* [PROMPT]: Your answer must be the full set of records, copied exactly, with no pictures in it.

══ DATA EXCERPTS ══

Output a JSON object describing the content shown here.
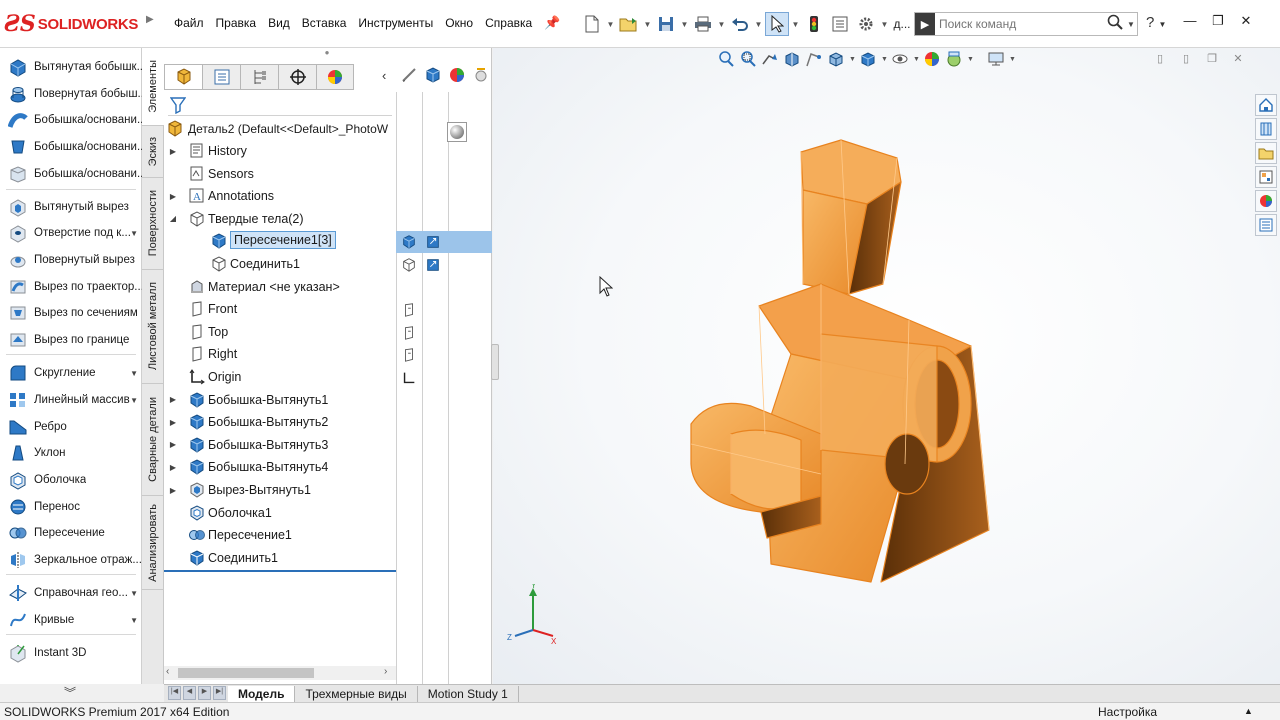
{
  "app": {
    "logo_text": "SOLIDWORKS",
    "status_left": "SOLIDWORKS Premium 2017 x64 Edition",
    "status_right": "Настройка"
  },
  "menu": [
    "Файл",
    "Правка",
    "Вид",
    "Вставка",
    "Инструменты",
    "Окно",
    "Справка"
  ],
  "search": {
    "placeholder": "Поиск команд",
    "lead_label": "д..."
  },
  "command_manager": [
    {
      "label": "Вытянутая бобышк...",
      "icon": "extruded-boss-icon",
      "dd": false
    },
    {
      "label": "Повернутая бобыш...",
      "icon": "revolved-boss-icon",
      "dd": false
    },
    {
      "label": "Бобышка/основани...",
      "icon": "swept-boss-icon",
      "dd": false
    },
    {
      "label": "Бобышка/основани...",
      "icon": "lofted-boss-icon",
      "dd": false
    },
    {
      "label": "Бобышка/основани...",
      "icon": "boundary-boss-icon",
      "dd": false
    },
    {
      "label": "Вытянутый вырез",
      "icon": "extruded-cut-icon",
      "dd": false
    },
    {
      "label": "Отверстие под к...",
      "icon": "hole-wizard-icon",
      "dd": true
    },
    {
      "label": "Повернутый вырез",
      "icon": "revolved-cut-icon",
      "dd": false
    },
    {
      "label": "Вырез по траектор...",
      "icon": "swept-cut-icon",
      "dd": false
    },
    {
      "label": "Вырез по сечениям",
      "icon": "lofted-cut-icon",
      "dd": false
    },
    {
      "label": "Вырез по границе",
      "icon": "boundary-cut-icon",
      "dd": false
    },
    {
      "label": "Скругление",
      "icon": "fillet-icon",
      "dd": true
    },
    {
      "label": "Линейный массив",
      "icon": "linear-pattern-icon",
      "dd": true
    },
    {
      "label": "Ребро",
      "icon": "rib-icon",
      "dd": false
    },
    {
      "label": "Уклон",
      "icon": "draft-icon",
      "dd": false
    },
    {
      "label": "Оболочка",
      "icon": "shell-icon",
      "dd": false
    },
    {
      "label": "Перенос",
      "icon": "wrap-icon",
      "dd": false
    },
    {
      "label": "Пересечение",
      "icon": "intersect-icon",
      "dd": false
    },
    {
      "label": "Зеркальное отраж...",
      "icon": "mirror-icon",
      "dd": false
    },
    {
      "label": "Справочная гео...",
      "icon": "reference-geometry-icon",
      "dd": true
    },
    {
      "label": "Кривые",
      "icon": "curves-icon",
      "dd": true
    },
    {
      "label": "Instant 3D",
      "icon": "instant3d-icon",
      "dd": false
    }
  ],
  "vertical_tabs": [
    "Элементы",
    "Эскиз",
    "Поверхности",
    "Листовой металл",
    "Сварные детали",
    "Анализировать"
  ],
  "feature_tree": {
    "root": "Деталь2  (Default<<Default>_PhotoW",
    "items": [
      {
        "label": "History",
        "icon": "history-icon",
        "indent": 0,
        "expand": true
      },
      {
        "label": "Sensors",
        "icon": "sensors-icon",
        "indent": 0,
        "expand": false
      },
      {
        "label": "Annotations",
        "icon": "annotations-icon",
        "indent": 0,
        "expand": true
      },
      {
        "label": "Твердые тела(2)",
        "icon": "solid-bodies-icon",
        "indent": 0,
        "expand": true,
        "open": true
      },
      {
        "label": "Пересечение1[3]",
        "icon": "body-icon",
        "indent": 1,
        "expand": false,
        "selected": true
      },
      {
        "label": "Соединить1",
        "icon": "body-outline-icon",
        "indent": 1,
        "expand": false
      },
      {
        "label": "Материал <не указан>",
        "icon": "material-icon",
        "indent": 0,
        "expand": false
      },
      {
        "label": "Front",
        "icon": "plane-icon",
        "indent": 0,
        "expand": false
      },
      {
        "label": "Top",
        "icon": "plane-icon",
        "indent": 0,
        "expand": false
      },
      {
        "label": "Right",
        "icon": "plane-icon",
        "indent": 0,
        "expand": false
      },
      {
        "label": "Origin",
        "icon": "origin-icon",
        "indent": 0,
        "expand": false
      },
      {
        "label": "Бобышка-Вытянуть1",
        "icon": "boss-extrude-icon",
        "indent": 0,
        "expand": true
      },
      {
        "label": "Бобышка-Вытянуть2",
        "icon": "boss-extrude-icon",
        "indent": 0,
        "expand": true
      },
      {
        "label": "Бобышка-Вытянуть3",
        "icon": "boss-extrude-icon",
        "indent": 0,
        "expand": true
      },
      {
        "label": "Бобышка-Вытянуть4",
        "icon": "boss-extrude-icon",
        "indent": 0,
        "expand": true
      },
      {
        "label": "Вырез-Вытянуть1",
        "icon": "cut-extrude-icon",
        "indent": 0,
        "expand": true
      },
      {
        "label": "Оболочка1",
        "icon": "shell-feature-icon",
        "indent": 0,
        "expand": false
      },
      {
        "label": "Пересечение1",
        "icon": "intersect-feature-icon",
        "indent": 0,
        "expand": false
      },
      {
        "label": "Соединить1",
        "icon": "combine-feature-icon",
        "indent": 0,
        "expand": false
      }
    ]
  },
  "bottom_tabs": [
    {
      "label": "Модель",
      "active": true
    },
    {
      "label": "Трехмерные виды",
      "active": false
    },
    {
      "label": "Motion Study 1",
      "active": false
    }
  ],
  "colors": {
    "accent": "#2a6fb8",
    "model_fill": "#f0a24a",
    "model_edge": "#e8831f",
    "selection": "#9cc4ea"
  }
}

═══

* [EXERCISE RESPONSE]:
Output a JSON object describing the content shown here.
{
  "app": {
    "logo_text": "SOLIDWORKS",
    "status_left": "SOLIDWORKS Premium 2017 x64 Edition",
    "status_right": "Настройка"
  },
  "menu": [
    "Файл",
    "Правка",
    "Вид",
    "Вставка",
    "Инструменты",
    "Окно",
    "Справка"
  ],
  "search": {
    "placeholder": "Поиск команд",
    "lead_label": "д..."
  },
  "command_manager": [
    {
      "label": "Вытянутая бобышк...",
      "icon": "extruded-boss-icon",
      "dd": false
    },
    {
      "label": "Повернутая бобыш...",
      "icon": "revolved-boss-icon",
      "dd": false
    },
    {
      "label": "Бобышка/основани...",
      "icon": "swept-boss-icon",
      "dd": false
    },
    {
      "label": "Бобышка/основани...",
      "icon": "lofted-boss-icon",
      "dd": false
    },
    {
      "label": "Бобышка/основани...",
      "icon": "boundary-boss-icon",
      "dd": false
    },
    {
      "label": "Вытянутый вырез",
      "icon": "extruded-cut-icon",
      "dd": false
    },
    {
      "label": "Отверстие под к...",
      "icon": "hole-wizard-icon",
      "dd": true
    },
    {
      "label": "Повернутый вырез",
      "icon": "revolved-cut-icon",
      "dd": false
    },
    {
      "label": "Вырез по траектор...",
      "icon": "swept-cut-icon",
      "dd": false
    },
    {
      "label": "Вырез по сечениям",
      "icon": "lofted-cut-icon",
      "dd": false
    },
    {
      "label": "Вырез по границе",
      "icon": "boundary-cut-icon",
      "dd": false
    },
    {
      "label": "Скругление",
      "icon": "fillet-icon",
      "dd": true
    },
    {
      "label": "Линейный массив",
      "icon": "linear-pattern-icon",
      "dd": true
    },
    {
      "label": "Ребро",
      "icon": "rib-icon",
      "dd": false
    },
    {
      "label": "Уклон",
      "icon": "draft-icon",
      "dd": false
    },
    {
      "label": "Оболочка",
      "icon": "shell-icon",
      "dd": false
    },
    {
      "label": "Перенос",
      "icon": "wrap-icon",
      "dd": false
    },
    {
      "label": "Пересечение",
      "icon": "intersect-icon",
      "dd": false
    },
    {
      "label": "Зеркальное отраж...",
      "icon": "mirror-icon",
      "dd": false
    },
    {
      "label": "Справочная гео...",
      "icon": "reference-geometry-icon",
      "dd": true
    },
    {
      "label": "Кривые",
      "icon": "curves-icon",
      "dd": true
    },
    {
      "label": "Instant 3D",
      "icon": "instant3d-icon",
      "dd": false
    }
  ],
  "vertical_tabs": [
    "Элементы",
    "Эскиз",
    "Поверхности",
    "Листовой металл",
    "Сварные детали",
    "Анализировать"
  ],
  "feature_tree": {
    "root": "Деталь2  (Default<<Default>_PhotoW",
    "items": [
      {
        "label": "History",
        "icon": "history-icon",
        "indent": 0,
        "expand": true
      },
      {
        "label": "Sensors",
        "icon": "sensors-icon",
        "indent": 0,
        "expand": false
      },
      {
        "label": "Annotations",
        "icon": "annotations-icon",
        "indent": 0,
        "expand": true
      },
      {
        "label": "Твердые тела(2)",
        "icon": "solid-bodies-icon",
        "indent": 0,
        "expand": true,
        "open": true
      },
      {
        "label": "Пересечение1[3]",
        "icon": "body-icon",
        "indent": 1,
        "expand": false,
        "selected": true
      },
      {
        "label": "Соединить1",
        "icon": "body-outline-icon",
        "indent": 1,
        "expand": false
      },
      {
        "label": "Материал <не указан>",
        "icon": "material-icon",
        "indent": 0,
        "expand": false
      },
      {
        "label": "Front",
        "icon": "plane-icon",
        "indent": 0,
        "expand": false
      },
      {
        "label": "Top",
        "icon": "plane-icon",
        "indent": 0,
        "expand": false
      },
      {
        "label": "Right",
        "icon": "plane-icon",
        "indent": 0,
        "expand": false
      },
      {
        "label": "Origin",
        "icon": "origin-icon",
        "indent": 0,
        "expand": false
      },
      {
        "label": "Бобышка-Вытянуть1",
        "icon": "boss-extrude-icon",
        "indent": 0,
        "expand": true
      },
      {
        "label": "Бобышка-Вытянуть2",
        "icon": "boss-extrude-icon",
        "indent": 0,
        "expand": true
      },
      {
        "label": "Бобышка-Вытянуть3",
        "icon": "boss-extrude-icon",
        "indent": 0,
        "expand": true
      },
      {
        "label": "Бобышка-Вытянуть4",
        "icon": "boss-extrude-icon",
        "indent": 0,
        "expand": true
      },
      {
        "label": "Вырез-Вытянуть1",
        "icon": "cut-extrude-icon",
        "indent": 0,
        "expand": true
      },
      {
        "label": "Оболочка1",
        "icon": "shell-feature-icon",
        "indent": 0,
        "expand": false
      },
      {
        "label": "Пересечение1",
        "icon": "intersect-feature-icon",
        "indent": 0,
        "expand": false
      },
      {
        "label": "Соединить1",
        "icon": "combine-feature-icon",
        "indent": 0,
        "expand": false
      }
    ]
  },
  "bottom_tabs": [
    {
      "label": "Модель",
      "active": true
    },
    {
      "label": "Трехмерные виды",
      "active": false
    },
    {
      "label": "Motion Study 1",
      "active": false
    }
  ],
  "colors": {
    "accent": "#2a6fb8",
    "model_fill": "#f0a24a",
    "model_edge": "#e8831f",
    "selection": "#9cc4ea"
  }
}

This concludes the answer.